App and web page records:
┌──
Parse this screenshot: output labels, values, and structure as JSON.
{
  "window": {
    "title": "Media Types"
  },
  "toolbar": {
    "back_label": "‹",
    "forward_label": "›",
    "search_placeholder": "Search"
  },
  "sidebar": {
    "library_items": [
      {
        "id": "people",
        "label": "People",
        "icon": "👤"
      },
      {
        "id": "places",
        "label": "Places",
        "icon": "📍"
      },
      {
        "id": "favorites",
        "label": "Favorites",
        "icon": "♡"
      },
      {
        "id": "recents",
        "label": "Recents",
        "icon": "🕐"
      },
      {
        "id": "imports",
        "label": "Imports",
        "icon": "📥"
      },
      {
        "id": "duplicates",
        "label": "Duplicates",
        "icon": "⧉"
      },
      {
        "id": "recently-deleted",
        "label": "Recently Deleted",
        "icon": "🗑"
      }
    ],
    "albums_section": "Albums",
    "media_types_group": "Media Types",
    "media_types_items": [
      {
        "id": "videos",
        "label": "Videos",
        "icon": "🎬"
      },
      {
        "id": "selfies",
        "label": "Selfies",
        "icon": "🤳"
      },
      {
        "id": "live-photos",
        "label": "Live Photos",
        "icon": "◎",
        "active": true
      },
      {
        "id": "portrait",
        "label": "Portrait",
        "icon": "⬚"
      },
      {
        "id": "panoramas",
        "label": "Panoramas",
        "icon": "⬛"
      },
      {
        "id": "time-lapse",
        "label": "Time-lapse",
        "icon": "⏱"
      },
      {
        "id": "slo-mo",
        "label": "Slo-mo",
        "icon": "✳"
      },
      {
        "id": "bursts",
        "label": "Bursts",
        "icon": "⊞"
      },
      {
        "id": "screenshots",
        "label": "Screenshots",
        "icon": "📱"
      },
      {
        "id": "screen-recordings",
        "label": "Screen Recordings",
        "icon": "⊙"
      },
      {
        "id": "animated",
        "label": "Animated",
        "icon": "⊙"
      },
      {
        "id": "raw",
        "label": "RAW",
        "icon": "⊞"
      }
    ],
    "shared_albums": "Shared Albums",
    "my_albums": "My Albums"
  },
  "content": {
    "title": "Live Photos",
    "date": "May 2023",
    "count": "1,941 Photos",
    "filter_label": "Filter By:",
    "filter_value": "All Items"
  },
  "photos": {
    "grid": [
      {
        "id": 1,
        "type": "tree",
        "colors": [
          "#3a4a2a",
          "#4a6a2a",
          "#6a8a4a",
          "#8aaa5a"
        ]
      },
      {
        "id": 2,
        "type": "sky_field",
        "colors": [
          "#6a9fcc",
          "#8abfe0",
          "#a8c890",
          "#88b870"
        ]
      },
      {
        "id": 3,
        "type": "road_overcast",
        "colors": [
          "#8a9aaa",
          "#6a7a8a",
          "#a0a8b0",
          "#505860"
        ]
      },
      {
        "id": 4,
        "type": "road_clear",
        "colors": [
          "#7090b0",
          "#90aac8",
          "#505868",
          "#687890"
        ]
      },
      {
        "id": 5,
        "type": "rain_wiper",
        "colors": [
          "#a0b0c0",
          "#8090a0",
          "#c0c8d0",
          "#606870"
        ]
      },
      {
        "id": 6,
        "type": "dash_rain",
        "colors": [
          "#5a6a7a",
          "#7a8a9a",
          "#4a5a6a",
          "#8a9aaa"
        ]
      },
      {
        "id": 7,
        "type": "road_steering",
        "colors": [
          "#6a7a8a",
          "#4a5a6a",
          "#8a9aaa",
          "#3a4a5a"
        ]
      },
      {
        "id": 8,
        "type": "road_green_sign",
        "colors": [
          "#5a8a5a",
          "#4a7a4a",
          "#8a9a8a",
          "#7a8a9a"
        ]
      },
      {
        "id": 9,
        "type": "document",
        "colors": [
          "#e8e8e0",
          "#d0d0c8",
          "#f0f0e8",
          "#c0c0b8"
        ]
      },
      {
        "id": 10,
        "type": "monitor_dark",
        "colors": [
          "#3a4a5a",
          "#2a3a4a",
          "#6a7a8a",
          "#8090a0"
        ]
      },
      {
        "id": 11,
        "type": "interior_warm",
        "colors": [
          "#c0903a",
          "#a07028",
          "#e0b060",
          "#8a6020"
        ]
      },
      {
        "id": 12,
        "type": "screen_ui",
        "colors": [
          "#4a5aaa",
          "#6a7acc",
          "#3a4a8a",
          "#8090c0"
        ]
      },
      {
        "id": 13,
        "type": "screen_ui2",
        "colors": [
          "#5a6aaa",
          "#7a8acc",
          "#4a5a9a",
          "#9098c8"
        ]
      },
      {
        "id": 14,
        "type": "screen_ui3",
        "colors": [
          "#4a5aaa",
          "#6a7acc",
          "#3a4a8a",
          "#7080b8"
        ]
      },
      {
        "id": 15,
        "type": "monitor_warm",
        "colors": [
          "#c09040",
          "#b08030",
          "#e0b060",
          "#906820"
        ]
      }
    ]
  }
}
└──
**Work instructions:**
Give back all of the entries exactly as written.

**Written solution:**
Parse this screenshot: output labels, values, and structure as JSON.
{
  "window": {
    "title": "Media Types"
  },
  "toolbar": {
    "back_label": "‹",
    "forward_label": "›",
    "search_placeholder": "Search"
  },
  "sidebar": {
    "library_items": [
      {
        "id": "people",
        "label": "People",
        "icon": "👤"
      },
      {
        "id": "places",
        "label": "Places",
        "icon": "📍"
      },
      {
        "id": "favorites",
        "label": "Favorites",
        "icon": "♡"
      },
      {
        "id": "recents",
        "label": "Recents",
        "icon": "🕐"
      },
      {
        "id": "imports",
        "label": "Imports",
        "icon": "📥"
      },
      {
        "id": "duplicates",
        "label": "Duplicates",
        "icon": "⧉"
      },
      {
        "id": "recently-deleted",
        "label": "Recently Deleted",
        "icon": "🗑"
      }
    ],
    "albums_section": "Albums",
    "media_types_group": "Media Types",
    "media_types_items": [
      {
        "id": "videos",
        "label": "Videos",
        "icon": "🎬"
      },
      {
        "id": "selfies",
        "label": "Selfies",
        "icon": "🤳"
      },
      {
        "id": "live-photos",
        "label": "Live Photos",
        "icon": "◎",
        "active": true
      },
      {
        "id": "portrait",
        "label": "Portrait",
        "icon": "⬚"
      },
      {
        "id": "panoramas",
        "label": "Panoramas",
        "icon": "⬛"
      },
      {
        "id": "time-lapse",
        "label": "Time-lapse",
        "icon": "⏱"
      },
      {
        "id": "slo-mo",
        "label": "Slo-mo",
        "icon": "✳"
      },
      {
        "id": "bursts",
        "label": "Bursts",
        "icon": "⊞"
      },
      {
        "id": "screenshots",
        "label": "Screenshots",
        "icon": "📱"
      },
      {
        "id": "screen-recordings",
        "label": "Screen Recordings",
        "icon": "⊙"
      },
      {
        "id": "animated",
        "label": "Animated",
        "icon": "⊙"
      },
      {
        "id": "raw",
        "label": "RAW",
        "icon": "⊞"
      }
    ],
    "shared_albums": "Shared Albums",
    "my_albums": "My Albums"
  },
  "content": {
    "title": "Live Photos",
    "date": "May 2023",
    "count": "1,941 Photos",
    "filter_label": "Filter By:",
    "filter_value": "All Items"
  },
  "photos": {
    "grid": [
      {
        "id": 1,
        "type": "tree",
        "colors": [
          "#3a4a2a",
          "#4a6a2a",
          "#6a8a4a",
          "#8aaa5a"
        ]
      },
      {
        "id": 2,
        "type": "sky_field",
        "colors": [
          "#6a9fcc",
          "#8abfe0",
          "#a8c890",
          "#88b870"
        ]
      },
      {
        "id": 3,
        "type": "road_overcast",
        "colors": [
          "#8a9aaa",
          "#6a7a8a",
          "#a0a8b0",
          "#505860"
        ]
      },
      {
        "id": 4,
        "type": "road_clear",
        "colors": [
          "#7090b0",
          "#90aac8",
          "#505868",
          "#687890"
        ]
      },
      {
        "id": 5,
        "type": "rain_wiper",
        "colors": [
          "#a0b0c0",
          "#8090a0",
          "#c0c8d0",
          "#606870"
        ]
      },
      {
        "id": 6,
        "type": "dash_rain",
        "colors": [
          "#5a6a7a",
          "#7a8a9a",
          "#4a5a6a",
          "#8a9aaa"
        ]
      },
      {
        "id": 7,
        "type": "road_steering",
        "colors": [
          "#6a7a8a",
          "#4a5a6a",
          "#8a9aaa",
          "#3a4a5a"
        ]
      },
      {
        "id": 8,
        "type": "road_green_sign",
        "colors": [
          "#5a8a5a",
          "#4a7a4a",
          "#8a9a8a",
          "#7a8a9a"
        ]
      },
      {
        "id": 9,
        "type": "document",
        "colors": [
          "#e8e8e0",
          "#d0d0c8",
          "#f0f0e8",
          "#c0c0b8"
        ]
      },
      {
        "id": 10,
        "type": "monitor_dark",
        "colors": [
          "#3a4a5a",
          "#2a3a4a",
          "#6a7a8a",
          "#8090a0"
        ]
      },
      {
        "id": 11,
        "type": "interior_warm",
        "colors": [
          "#c0903a",
          "#a07028",
          "#e0b060",
          "#8a6020"
        ]
      },
      {
        "id": 12,
        "type": "screen_ui",
        "colors": [
          "#4a5aaa",
          "#6a7acc",
          "#3a4a8a",
          "#8090c0"
        ]
      },
      {
        "id": 13,
        "type": "screen_ui2",
        "colors": [
          "#5a6aaa",
          "#7a8acc",
          "#4a5a9a",
          "#9098c8"
        ]
      },
      {
        "id": 14,
        "type": "screen_ui3",
        "colors": [
          "#4a5aaa",
          "#6a7acc",
          "#3a4a8a",
          "#7080b8"
        ]
      },
      {
        "id": 15,
        "type": "monitor_warm",
        "colors": [
          "#c09040",
          "#b08030",
          "#e0b060",
          "#906820"
        ]
      }
    ]
  }
}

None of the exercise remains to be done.